Exercise goal - Locate each line with the string "JSON" in the listing below and copy it.
-*-
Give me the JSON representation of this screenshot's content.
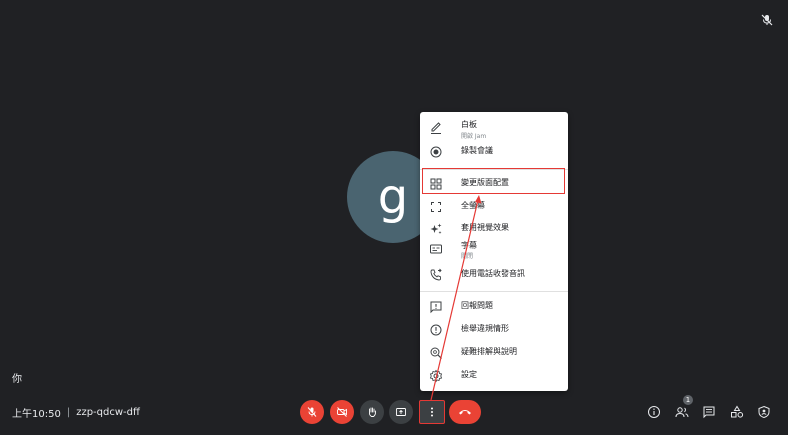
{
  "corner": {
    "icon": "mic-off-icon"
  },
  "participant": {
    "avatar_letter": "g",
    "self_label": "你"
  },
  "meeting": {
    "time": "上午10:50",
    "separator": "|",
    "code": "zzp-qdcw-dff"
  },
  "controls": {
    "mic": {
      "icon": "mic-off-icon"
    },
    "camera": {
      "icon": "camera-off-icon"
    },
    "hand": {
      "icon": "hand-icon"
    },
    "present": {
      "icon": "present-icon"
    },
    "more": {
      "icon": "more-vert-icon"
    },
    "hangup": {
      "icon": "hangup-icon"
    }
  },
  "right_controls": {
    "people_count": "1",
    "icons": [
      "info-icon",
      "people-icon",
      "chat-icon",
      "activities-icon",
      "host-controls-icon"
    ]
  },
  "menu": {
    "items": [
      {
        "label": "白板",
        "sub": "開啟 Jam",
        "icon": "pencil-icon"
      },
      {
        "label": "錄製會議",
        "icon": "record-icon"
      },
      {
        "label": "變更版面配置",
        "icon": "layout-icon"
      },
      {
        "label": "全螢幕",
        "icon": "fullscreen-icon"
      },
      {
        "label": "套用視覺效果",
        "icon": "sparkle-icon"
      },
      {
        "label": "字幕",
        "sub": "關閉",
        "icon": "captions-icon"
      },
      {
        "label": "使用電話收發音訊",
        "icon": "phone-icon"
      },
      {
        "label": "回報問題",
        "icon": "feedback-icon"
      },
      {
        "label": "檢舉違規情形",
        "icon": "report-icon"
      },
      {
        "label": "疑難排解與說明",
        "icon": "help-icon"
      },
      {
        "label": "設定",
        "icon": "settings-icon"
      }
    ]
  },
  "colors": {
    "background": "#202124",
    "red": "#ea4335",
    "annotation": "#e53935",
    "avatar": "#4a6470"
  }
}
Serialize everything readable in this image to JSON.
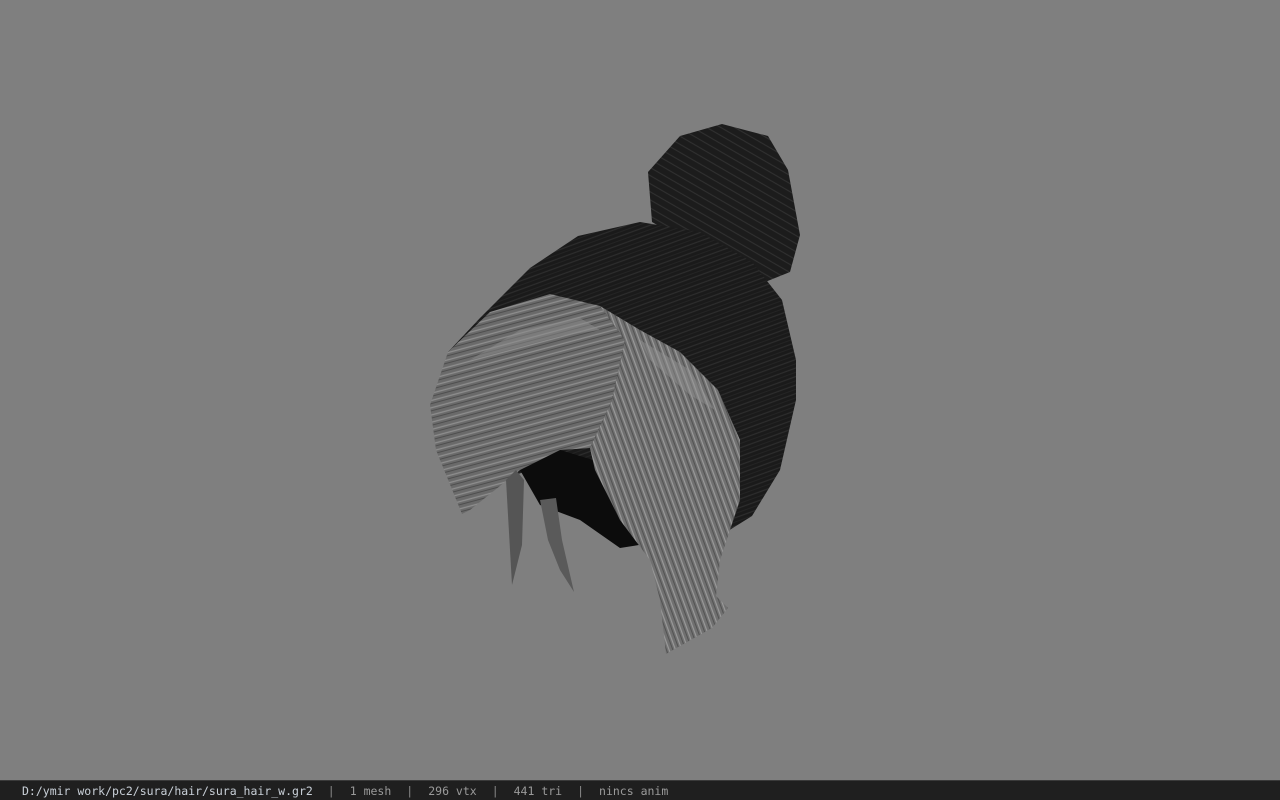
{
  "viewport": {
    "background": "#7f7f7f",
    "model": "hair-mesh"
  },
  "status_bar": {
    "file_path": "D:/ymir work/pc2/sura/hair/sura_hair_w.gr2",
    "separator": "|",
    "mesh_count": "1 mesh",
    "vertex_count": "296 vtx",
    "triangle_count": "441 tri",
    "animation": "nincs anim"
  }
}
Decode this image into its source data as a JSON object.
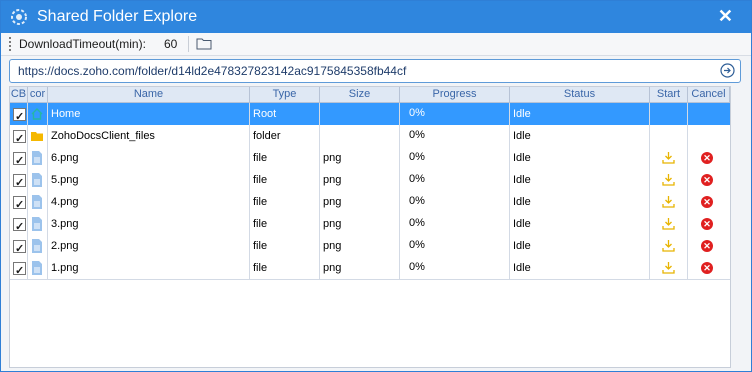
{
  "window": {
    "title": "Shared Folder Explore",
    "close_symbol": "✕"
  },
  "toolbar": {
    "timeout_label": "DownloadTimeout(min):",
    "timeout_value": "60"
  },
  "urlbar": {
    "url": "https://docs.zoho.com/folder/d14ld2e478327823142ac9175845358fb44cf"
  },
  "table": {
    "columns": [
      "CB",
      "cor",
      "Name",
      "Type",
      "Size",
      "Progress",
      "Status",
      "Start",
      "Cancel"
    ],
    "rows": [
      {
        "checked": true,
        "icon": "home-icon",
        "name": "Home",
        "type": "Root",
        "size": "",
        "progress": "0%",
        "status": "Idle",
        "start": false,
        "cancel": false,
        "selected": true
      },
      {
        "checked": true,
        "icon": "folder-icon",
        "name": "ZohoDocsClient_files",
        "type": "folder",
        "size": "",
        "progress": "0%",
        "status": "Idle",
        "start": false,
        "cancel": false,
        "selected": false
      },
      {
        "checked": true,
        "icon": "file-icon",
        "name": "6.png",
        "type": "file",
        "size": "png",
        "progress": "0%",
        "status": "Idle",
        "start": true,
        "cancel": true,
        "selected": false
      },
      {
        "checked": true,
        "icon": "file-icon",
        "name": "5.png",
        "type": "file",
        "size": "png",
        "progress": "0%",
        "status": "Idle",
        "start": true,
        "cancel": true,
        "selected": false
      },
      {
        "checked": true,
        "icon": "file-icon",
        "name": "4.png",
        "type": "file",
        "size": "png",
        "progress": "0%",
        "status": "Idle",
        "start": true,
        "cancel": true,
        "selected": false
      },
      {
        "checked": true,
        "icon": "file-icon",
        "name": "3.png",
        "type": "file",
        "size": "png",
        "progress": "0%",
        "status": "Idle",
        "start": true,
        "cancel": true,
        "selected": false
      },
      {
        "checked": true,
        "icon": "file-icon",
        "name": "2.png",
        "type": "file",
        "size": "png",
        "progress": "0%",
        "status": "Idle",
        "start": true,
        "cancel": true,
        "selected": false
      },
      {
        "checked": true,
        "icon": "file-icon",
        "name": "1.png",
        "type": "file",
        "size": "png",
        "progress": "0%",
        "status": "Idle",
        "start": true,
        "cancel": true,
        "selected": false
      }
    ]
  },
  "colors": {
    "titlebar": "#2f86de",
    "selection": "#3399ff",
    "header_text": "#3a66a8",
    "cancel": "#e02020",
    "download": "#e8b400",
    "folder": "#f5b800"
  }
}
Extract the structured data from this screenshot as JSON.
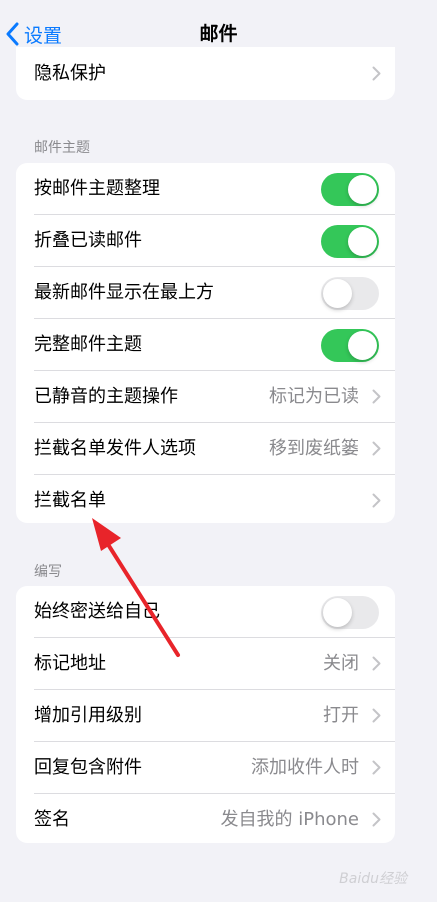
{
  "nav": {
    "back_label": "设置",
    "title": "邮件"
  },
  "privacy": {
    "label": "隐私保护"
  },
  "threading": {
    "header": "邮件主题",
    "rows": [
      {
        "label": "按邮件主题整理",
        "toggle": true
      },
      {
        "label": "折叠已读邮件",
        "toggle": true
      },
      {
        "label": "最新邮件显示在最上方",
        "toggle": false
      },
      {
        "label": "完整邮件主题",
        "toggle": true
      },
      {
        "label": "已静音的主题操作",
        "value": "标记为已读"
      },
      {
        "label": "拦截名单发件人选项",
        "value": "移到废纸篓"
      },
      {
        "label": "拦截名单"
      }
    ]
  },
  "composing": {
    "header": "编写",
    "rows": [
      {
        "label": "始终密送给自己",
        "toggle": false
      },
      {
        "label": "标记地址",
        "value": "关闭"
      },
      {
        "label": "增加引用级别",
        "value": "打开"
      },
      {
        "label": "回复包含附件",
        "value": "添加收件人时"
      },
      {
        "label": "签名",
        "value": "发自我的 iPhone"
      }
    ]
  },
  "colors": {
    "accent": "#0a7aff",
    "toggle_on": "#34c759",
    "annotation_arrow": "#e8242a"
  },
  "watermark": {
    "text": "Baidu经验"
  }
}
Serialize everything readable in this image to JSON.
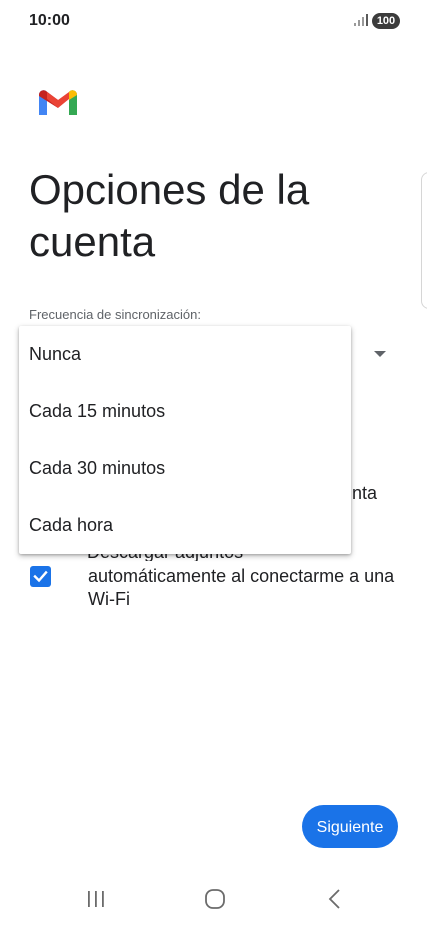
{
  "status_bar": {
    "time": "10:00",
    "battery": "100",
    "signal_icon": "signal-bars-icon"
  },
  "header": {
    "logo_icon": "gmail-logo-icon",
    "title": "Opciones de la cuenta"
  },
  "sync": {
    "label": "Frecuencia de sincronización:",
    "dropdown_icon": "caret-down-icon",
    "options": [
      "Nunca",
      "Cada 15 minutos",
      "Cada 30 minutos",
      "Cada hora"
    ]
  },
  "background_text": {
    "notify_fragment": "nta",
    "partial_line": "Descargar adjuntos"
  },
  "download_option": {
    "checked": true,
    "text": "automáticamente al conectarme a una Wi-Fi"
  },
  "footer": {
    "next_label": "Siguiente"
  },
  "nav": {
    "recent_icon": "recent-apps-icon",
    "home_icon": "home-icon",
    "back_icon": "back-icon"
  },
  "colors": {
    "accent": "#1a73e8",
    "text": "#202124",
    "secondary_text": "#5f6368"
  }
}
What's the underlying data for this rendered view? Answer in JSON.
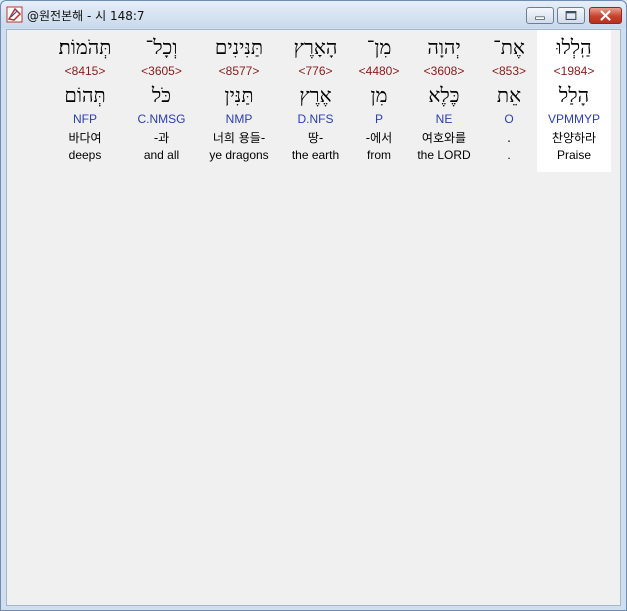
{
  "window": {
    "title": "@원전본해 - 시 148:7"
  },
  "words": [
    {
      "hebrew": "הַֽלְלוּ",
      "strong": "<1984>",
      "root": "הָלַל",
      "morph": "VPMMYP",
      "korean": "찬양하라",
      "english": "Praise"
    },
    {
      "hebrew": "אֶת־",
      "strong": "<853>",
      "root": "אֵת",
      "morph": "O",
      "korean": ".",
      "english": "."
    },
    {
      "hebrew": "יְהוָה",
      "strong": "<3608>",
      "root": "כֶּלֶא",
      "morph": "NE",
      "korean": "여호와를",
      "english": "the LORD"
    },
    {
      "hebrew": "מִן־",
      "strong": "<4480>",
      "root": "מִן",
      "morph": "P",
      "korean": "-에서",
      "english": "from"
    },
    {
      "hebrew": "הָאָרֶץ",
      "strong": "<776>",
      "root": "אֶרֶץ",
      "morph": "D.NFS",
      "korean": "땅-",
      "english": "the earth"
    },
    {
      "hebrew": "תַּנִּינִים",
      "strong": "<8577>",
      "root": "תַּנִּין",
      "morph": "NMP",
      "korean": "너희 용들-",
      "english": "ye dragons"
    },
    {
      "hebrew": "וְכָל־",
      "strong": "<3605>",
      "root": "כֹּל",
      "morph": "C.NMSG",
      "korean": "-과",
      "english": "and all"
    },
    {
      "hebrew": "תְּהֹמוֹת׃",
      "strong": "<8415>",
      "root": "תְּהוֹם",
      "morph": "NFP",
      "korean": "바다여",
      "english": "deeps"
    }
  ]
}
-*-
Problem solution -
Give me the JSON representation of this screenshot's content.
Serialize everything readable in this image to JSON.
Decode this image into its source data as a JSON object.
Extract the structured data from this screenshot as JSON.
Serialize everything readable in this image to JSON.
What's the underlying data for this rendered view? Answer in JSON.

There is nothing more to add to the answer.